The identification of time-compressed speech improves significantly following short-term exposure, but it is not clear whether additional practice yields additional learning. The goal of the experiment reported here was to determine whether 30-40 minutes of training, during which listeners practiced the identification of 100 different time-compressed sentences, yielded additional learning to that induced by a single brief exposure to 20 sentences. We also asked if this learning generalized to novel sentences and to a new speaker. Training resulted in more learning than a single brief exposure, and this learning generalized to a new speaker but not to new tokens. Brief exposure to 20 sentences did not result in any significant increases to performance when compared to naive listeners. We conclude that a prolonged learning phase exists for time-compressed speech, but that learning during this phase does not fully transfer to new, untrained tokens.

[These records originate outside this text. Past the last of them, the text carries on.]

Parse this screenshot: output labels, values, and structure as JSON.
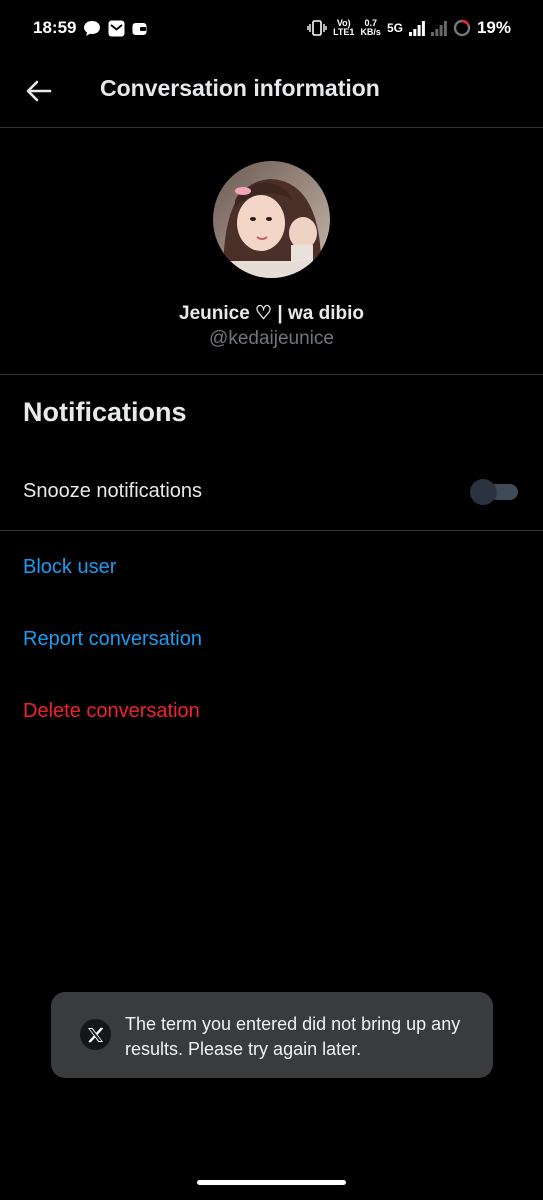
{
  "status_bar": {
    "time": "18:59",
    "network_speed_value": "0.7",
    "network_speed_unit": "KB/s",
    "volte_label": "Vo)",
    "lte_label": "LTE1",
    "network_type": "5G",
    "battery_percent": "19%"
  },
  "header": {
    "title": "Conversation information",
    "back_icon": "arrow-left-icon"
  },
  "profile": {
    "display_name": "Jeunice ♡ | wa dibio",
    "handle": "@kedaijeunice"
  },
  "notifications": {
    "title": "Notifications",
    "snooze_label": "Snooze notifications",
    "snooze_on": false
  },
  "actions": {
    "block": "Block user",
    "report": "Report conversation",
    "delete": "Delete conversation"
  },
  "toast": {
    "icon": "x-logo-icon",
    "message": "The term you entered did not bring up any results. Please try again later."
  },
  "colors": {
    "background": "#000000",
    "link_blue": "#1d9bf0",
    "danger_red": "#f4212e",
    "muted_text": "#71767b",
    "toast_bg": "#3a3b3c"
  }
}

|Title of host publication||Proceedings of the International Symposium on Auditory and Audiological Research|
|Number of pages||7|
|State||Published - 2013|